START DATA FOR THIS TASK

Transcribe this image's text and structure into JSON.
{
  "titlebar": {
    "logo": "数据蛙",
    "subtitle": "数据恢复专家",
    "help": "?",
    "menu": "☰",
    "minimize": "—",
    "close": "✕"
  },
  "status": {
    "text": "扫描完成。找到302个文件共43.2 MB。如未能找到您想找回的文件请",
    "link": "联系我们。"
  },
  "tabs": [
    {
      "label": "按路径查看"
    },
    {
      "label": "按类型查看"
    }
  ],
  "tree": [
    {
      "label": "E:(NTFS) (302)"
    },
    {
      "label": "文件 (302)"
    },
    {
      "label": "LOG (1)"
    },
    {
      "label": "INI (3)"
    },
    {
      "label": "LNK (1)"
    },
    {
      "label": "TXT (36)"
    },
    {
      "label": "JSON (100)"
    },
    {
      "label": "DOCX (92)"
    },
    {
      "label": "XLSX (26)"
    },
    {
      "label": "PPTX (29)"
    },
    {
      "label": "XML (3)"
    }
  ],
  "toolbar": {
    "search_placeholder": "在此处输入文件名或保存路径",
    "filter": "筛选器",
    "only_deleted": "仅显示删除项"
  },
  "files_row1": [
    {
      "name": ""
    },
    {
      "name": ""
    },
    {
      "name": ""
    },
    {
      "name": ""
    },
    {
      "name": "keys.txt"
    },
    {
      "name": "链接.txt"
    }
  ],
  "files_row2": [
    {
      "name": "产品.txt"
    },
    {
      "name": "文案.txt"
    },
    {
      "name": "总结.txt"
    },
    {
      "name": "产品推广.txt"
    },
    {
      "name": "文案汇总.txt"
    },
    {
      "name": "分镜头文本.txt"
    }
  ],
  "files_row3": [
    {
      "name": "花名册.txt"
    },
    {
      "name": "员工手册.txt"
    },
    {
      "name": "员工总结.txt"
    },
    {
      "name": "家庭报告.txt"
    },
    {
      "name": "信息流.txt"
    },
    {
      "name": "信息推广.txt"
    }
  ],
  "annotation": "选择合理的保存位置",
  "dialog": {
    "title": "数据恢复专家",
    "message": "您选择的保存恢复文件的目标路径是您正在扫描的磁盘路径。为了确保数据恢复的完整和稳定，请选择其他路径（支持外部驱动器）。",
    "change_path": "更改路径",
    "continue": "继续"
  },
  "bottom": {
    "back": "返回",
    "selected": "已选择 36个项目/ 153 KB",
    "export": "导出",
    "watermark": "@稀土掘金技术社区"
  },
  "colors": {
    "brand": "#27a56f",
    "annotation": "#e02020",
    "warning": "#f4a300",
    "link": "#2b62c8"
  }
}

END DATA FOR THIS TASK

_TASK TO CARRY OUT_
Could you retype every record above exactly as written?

_EXERCISE SOLUTION_
Transcribe this image's text and structure into JSON.
{
  "titlebar": {
    "logo": "数据蛙",
    "subtitle": "数据恢复专家",
    "help": "?",
    "menu": "☰",
    "minimize": "—",
    "close": "✕"
  },
  "status": {
    "text": "扫描完成。找到302个文件共43.2 MB。如未能找到您想找回的文件请",
    "link": "联系我们。"
  },
  "tabs": [
    {
      "label": "按路径查看"
    },
    {
      "label": "按类型查看"
    }
  ],
  "tree": [
    {
      "label": "E:(NTFS) (302)"
    },
    {
      "label": "文件 (302)"
    },
    {
      "label": "LOG (1)"
    },
    {
      "label": "INI (3)"
    },
    {
      "label": "LNK (1)"
    },
    {
      "label": "TXT (36)"
    },
    {
      "label": "JSON (100)"
    },
    {
      "label": "DOCX (92)"
    },
    {
      "label": "XLSX (26)"
    },
    {
      "label": "PPTX (29)"
    },
    {
      "label": "XML (3)"
    }
  ],
  "toolbar": {
    "search_placeholder": "在此处输入文件名或保存路径",
    "filter": "筛选器",
    "only_deleted": "仅显示删除项"
  },
  "files_row1": [
    {
      "name": ""
    },
    {
      "name": ""
    },
    {
      "name": ""
    },
    {
      "name": ""
    },
    {
      "name": "keys.txt"
    },
    {
      "name": "链接.txt"
    }
  ],
  "files_row2": [
    {
      "name": "产品.txt"
    },
    {
      "name": "文案.txt"
    },
    {
      "name": "总结.txt"
    },
    {
      "name": "产品推广.txt"
    },
    {
      "name": "文案汇总.txt"
    },
    {
      "name": "分镜头文本.txt"
    }
  ],
  "files_row3": [
    {
      "name": "花名册.txt"
    },
    {
      "name": "员工手册.txt"
    },
    {
      "name": "员工总结.txt"
    },
    {
      "name": "家庭报告.txt"
    },
    {
      "name": "信息流.txt"
    },
    {
      "name": "信息推广.txt"
    }
  ],
  "annotation": "选择合理的保存位置",
  "dialog": {
    "title": "数据恢复专家",
    "message": "您选择的保存恢复文件的目标路径是您正在扫描的磁盘路径。为了确保数据恢复的完整和稳定，请选择其他路径（支持外部驱动器）。",
    "change_path": "更改路径",
    "continue": "继续"
  },
  "bottom": {
    "back": "返回",
    "selected": "已选择 36个项目/ 153 KB",
    "export": "导出",
    "watermark": "@稀土掘金技术社区"
  },
  "colors": {
    "brand": "#27a56f",
    "annotation": "#e02020",
    "warning": "#f4a300",
    "link": "#2b62c8"
  }
}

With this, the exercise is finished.